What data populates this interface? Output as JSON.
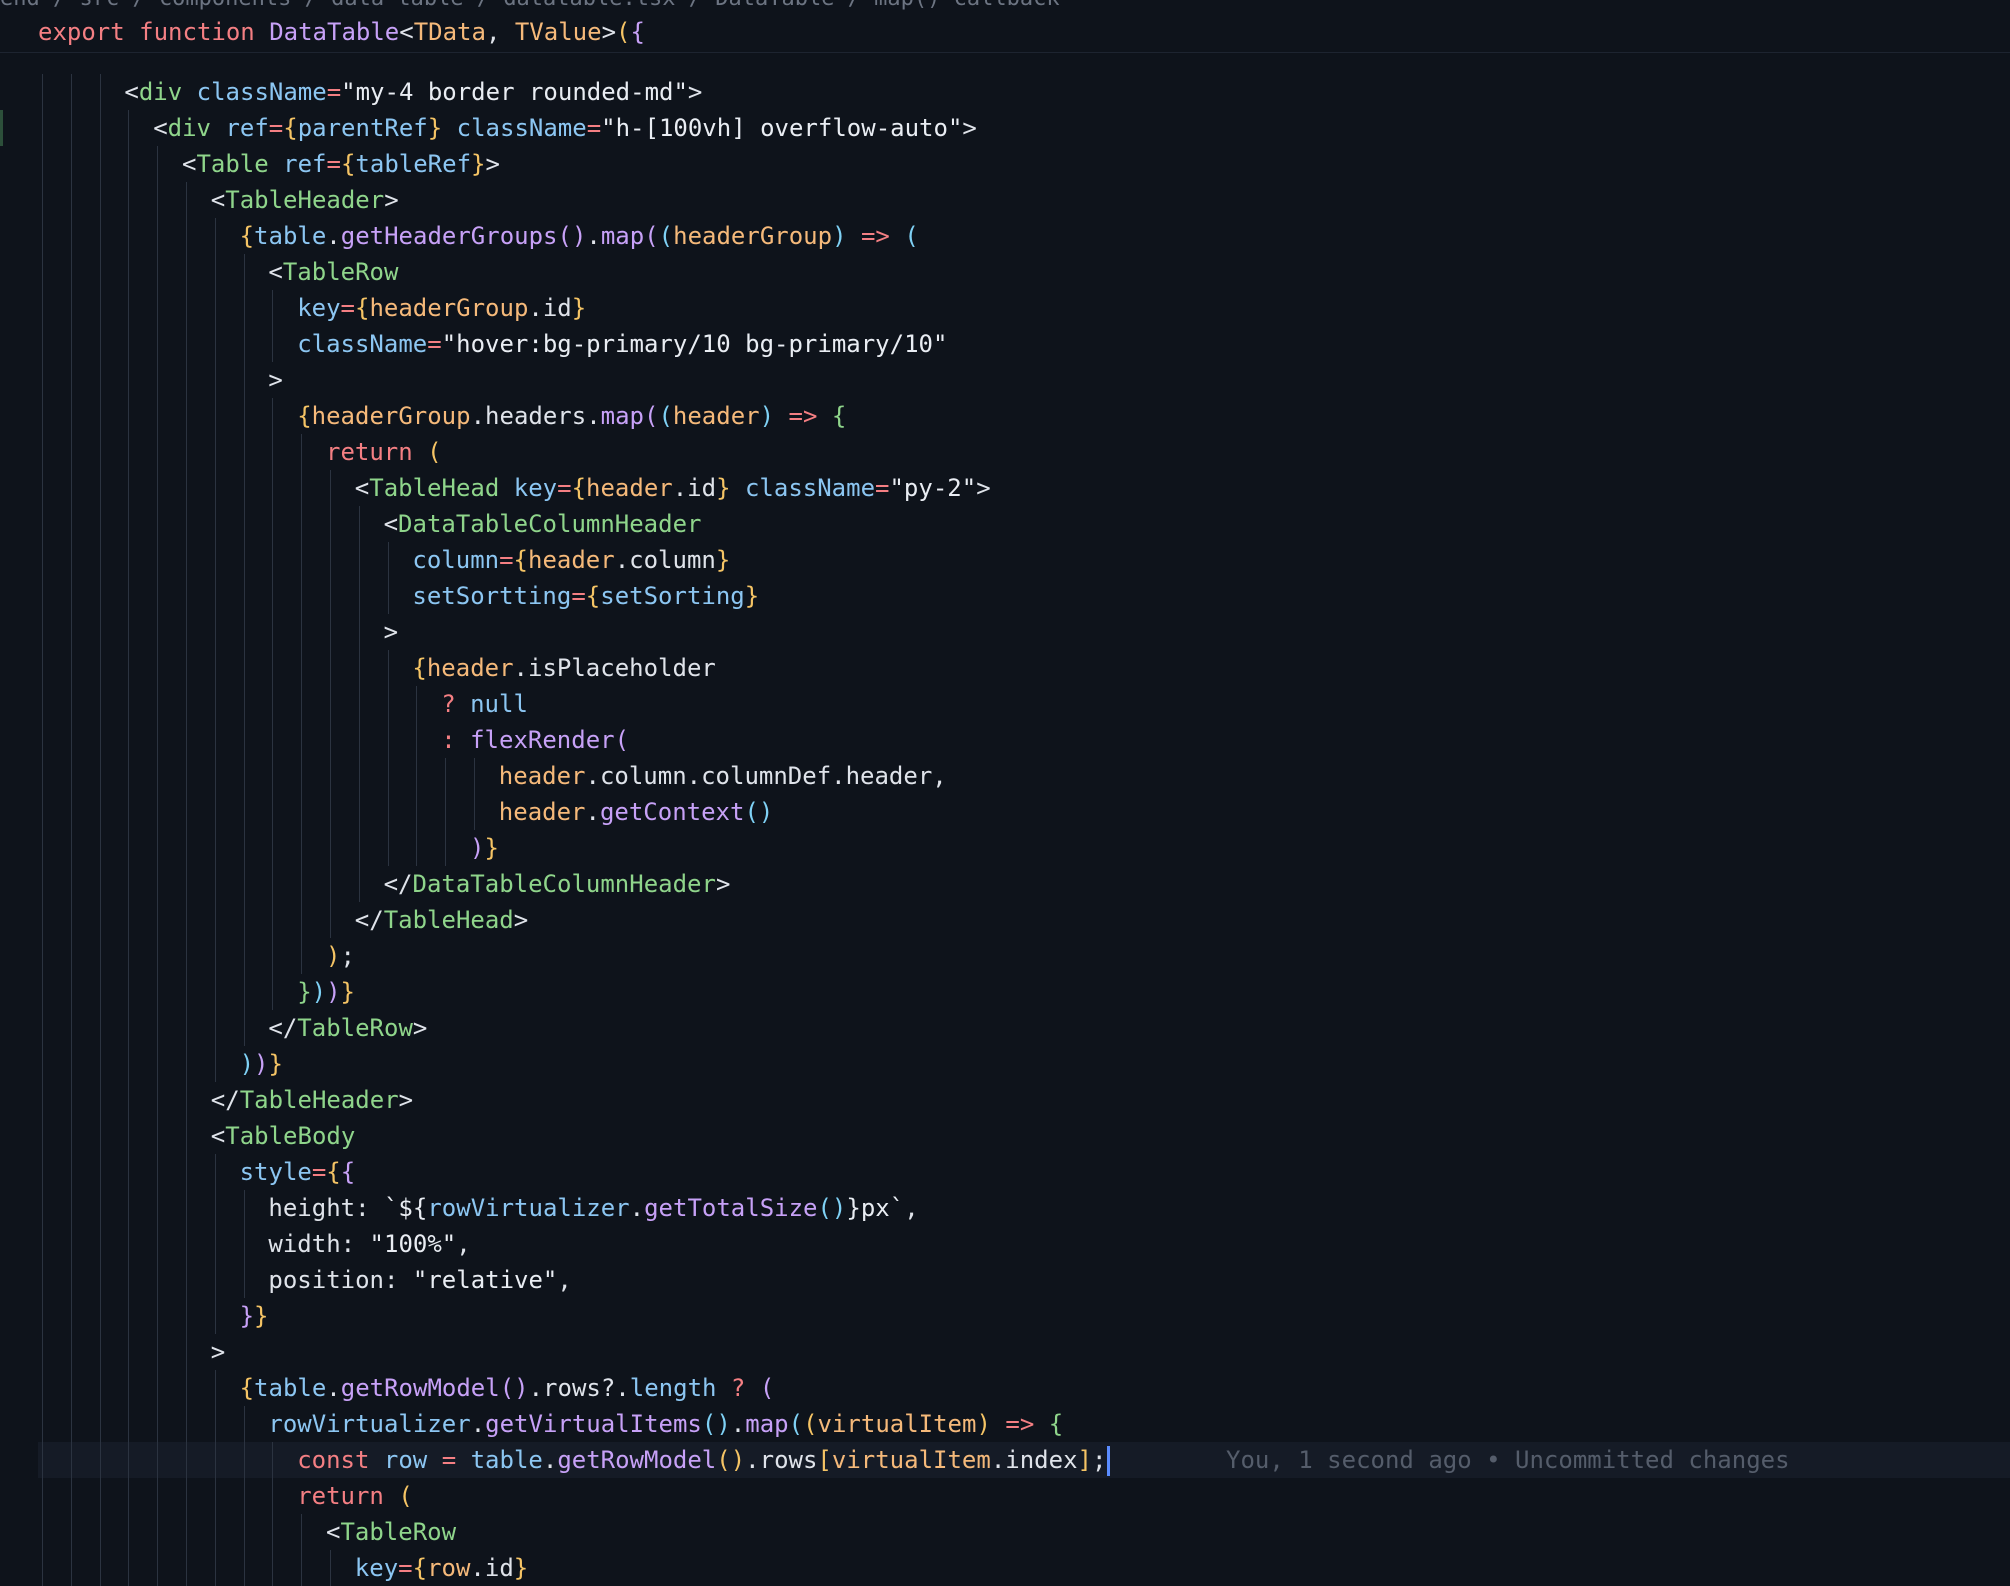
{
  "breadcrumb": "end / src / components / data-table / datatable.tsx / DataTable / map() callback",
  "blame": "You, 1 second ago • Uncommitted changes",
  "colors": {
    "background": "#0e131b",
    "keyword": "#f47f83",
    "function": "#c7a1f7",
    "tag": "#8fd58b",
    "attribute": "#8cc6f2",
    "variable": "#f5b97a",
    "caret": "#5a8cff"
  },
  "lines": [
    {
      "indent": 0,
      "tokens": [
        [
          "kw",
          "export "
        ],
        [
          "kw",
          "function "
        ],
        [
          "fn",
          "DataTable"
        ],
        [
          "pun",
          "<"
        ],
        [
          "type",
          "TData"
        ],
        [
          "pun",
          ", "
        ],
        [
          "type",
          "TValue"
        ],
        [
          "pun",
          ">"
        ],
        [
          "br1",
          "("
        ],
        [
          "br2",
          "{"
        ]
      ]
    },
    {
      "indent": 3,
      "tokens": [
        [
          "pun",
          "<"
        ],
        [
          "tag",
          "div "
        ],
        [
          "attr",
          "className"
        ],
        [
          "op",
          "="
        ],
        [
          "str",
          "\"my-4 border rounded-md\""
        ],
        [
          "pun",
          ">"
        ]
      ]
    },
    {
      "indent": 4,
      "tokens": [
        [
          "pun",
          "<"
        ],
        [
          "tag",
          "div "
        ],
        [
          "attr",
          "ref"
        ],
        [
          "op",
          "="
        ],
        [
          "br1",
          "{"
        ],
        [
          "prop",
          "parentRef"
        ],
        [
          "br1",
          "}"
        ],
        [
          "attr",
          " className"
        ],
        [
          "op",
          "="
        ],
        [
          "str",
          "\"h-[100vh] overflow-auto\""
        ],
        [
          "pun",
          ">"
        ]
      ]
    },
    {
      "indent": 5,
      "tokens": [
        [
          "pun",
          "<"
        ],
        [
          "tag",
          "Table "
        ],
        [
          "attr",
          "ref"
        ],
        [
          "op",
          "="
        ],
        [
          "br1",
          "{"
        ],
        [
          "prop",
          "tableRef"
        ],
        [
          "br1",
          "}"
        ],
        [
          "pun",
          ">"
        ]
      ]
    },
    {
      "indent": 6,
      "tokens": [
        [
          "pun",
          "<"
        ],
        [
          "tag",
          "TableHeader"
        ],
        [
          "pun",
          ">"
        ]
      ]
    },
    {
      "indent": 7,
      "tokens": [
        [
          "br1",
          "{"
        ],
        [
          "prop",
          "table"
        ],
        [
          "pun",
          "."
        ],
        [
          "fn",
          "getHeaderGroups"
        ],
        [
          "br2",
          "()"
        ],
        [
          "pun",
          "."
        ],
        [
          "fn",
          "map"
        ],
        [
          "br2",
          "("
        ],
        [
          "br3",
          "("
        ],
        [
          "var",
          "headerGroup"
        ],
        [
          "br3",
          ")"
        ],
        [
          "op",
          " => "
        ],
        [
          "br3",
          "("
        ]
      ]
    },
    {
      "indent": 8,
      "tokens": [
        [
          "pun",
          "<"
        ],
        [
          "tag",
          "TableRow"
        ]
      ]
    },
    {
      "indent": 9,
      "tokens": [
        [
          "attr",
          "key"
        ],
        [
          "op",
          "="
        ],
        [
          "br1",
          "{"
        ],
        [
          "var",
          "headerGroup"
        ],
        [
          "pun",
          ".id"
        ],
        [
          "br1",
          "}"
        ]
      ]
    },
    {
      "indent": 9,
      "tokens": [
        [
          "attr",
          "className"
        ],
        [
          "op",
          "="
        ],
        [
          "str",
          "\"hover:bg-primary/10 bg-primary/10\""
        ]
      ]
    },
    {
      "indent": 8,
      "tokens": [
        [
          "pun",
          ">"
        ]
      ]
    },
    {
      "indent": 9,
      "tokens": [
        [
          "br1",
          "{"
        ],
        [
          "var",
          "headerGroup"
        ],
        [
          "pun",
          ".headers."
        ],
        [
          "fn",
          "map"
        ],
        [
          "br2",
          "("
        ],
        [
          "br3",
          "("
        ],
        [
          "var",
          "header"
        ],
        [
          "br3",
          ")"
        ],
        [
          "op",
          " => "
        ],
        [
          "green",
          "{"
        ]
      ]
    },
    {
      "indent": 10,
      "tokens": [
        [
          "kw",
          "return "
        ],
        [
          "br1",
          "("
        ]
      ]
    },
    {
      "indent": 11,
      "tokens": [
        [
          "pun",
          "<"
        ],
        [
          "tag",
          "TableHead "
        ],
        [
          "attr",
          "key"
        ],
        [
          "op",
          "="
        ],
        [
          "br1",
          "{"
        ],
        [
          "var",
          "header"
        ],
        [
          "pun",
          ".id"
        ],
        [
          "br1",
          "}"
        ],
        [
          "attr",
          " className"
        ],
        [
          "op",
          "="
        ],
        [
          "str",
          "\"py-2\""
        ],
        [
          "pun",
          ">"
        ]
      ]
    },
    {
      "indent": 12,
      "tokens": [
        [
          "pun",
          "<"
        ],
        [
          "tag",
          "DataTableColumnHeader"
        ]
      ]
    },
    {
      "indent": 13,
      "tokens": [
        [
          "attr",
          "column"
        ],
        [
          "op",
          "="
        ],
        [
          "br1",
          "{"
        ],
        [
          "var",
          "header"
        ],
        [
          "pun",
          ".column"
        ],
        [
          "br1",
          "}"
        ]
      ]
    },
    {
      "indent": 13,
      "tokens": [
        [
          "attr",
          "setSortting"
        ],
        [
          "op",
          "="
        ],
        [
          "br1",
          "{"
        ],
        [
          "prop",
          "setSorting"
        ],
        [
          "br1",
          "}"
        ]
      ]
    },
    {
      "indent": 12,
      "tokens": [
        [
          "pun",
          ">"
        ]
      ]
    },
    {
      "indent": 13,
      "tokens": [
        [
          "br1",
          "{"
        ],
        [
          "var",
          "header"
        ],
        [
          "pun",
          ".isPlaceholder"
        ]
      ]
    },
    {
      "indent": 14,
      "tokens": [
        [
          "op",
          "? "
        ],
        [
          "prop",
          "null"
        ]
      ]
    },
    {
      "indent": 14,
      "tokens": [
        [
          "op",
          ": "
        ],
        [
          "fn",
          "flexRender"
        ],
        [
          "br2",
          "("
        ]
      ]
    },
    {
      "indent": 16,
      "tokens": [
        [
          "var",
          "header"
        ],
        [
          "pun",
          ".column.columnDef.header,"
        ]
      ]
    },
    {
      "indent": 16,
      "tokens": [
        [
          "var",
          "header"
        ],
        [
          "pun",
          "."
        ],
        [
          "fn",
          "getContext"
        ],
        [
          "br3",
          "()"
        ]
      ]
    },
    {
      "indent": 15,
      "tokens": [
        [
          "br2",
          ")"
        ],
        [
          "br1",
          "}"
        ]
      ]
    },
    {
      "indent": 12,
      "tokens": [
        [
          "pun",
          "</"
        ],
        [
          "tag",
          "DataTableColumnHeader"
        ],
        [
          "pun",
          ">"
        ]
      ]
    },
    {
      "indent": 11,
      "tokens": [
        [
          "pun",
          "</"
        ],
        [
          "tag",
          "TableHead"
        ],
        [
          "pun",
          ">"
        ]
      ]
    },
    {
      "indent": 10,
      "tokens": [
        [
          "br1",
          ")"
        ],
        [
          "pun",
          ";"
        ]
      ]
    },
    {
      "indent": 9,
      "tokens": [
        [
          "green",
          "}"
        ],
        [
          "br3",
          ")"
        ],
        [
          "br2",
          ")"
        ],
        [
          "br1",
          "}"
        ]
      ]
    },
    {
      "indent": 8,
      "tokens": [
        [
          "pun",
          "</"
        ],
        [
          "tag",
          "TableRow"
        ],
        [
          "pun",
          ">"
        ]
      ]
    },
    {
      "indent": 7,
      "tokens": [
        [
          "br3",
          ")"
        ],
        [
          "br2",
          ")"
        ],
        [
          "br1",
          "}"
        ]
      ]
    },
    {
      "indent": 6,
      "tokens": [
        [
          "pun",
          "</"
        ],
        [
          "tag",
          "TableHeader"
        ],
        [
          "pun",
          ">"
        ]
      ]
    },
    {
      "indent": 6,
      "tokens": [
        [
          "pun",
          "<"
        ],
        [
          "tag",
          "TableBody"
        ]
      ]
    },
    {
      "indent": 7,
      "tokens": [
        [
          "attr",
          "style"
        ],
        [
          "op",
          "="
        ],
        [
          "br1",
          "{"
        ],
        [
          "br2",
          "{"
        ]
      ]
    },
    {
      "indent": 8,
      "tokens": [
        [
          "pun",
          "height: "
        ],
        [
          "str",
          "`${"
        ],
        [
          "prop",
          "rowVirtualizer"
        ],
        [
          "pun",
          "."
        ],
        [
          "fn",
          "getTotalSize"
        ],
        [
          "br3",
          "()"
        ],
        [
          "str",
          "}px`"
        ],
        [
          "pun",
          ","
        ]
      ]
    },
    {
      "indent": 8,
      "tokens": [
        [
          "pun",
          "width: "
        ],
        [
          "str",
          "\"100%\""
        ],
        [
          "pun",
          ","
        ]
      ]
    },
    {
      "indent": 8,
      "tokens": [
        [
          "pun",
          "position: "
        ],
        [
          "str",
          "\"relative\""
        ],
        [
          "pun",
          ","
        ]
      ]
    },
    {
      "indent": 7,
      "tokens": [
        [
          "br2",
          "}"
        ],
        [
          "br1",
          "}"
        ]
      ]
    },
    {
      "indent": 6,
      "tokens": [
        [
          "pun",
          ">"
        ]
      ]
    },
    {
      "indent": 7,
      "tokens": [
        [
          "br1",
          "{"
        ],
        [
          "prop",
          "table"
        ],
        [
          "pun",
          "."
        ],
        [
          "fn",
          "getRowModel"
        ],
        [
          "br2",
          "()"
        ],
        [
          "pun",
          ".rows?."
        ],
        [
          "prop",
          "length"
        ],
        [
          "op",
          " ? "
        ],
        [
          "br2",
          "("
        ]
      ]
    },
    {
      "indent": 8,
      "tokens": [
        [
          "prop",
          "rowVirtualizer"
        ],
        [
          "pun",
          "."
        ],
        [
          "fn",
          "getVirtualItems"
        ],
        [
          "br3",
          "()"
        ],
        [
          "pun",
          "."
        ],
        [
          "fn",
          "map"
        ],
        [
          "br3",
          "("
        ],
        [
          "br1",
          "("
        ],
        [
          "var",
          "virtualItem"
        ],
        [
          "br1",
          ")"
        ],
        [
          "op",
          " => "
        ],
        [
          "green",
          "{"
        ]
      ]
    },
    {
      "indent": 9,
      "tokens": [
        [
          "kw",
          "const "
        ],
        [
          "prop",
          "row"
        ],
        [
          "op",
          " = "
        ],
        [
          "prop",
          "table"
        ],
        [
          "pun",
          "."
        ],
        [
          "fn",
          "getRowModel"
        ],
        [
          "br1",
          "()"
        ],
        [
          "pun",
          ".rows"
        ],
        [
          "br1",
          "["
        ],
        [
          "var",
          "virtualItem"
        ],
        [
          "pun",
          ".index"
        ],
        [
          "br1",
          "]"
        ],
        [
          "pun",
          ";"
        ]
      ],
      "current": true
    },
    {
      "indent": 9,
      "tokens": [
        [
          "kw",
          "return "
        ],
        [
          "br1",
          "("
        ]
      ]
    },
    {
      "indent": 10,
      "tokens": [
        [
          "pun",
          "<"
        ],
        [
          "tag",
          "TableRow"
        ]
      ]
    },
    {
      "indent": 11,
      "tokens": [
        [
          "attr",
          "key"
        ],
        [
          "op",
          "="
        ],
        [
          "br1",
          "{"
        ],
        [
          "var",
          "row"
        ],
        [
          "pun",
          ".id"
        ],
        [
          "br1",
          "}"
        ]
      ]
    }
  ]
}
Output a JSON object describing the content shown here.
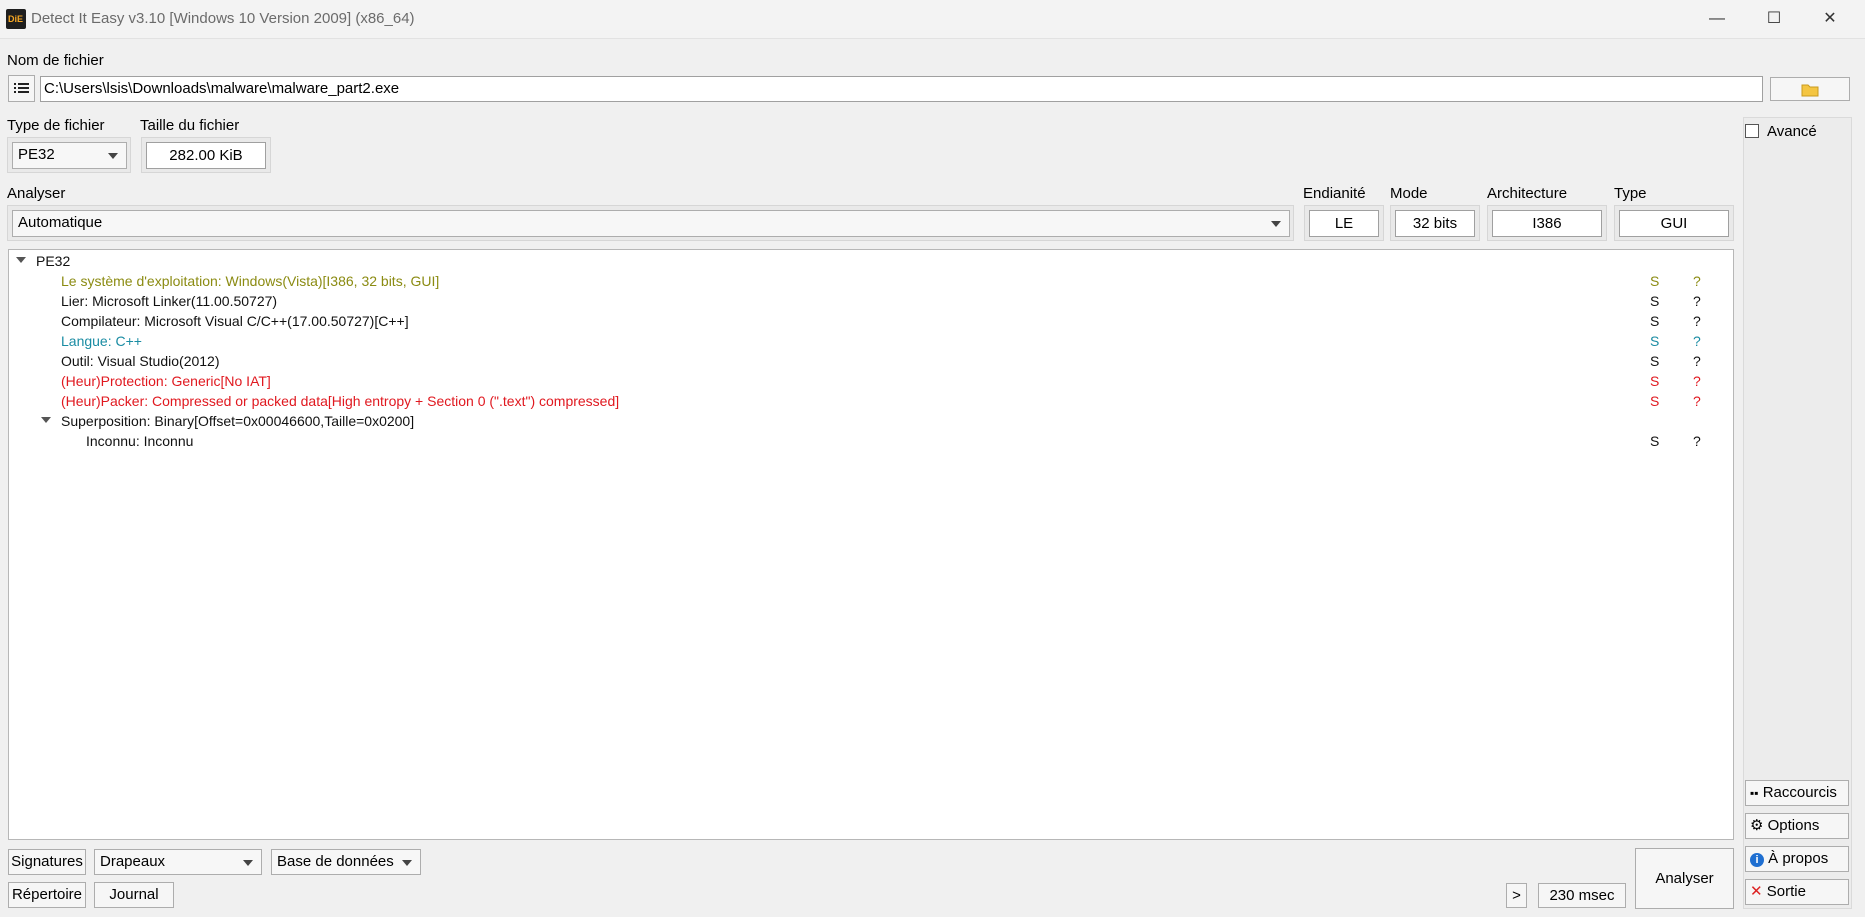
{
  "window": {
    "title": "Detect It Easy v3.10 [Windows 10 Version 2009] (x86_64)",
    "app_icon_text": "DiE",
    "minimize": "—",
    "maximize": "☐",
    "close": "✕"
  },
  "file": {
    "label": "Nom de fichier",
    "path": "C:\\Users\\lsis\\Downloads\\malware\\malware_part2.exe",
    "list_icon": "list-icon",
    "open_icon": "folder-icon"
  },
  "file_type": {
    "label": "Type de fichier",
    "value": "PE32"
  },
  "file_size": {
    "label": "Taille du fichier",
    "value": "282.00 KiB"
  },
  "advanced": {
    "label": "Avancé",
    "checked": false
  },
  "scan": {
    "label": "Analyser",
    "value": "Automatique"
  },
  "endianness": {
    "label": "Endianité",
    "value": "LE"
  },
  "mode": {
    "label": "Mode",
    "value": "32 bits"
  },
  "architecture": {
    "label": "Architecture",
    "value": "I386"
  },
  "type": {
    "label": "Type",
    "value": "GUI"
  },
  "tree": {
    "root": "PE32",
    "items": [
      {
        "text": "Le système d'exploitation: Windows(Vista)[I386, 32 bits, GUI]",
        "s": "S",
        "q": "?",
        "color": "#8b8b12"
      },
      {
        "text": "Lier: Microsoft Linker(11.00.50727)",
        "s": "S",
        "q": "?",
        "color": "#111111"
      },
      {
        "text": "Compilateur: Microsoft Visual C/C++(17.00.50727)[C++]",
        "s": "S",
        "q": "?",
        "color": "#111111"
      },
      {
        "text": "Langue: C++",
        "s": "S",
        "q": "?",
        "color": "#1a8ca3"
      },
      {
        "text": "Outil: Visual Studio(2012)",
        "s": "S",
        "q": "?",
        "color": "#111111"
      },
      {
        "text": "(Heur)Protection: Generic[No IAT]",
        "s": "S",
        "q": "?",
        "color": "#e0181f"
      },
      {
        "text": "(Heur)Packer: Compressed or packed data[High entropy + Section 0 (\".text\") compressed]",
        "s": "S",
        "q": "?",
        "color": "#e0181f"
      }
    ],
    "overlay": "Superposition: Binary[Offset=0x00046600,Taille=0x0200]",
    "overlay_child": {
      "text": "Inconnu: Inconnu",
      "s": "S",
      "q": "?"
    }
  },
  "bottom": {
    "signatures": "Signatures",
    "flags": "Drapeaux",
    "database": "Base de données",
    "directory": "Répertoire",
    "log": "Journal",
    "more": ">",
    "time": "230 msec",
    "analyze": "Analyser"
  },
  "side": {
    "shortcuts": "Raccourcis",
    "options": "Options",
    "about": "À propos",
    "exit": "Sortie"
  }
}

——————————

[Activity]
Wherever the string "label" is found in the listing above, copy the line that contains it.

[Answer for the task]
    "label": "Nom de fichier",
    "label": "Type de fichier",
    "label": "Taille du fichier",
    "label": "Avancé",
    "label": "Analyser",
    "label": "Endianité",
    "label": "Mode",
    "label": "Architecture",
    "label": "Type",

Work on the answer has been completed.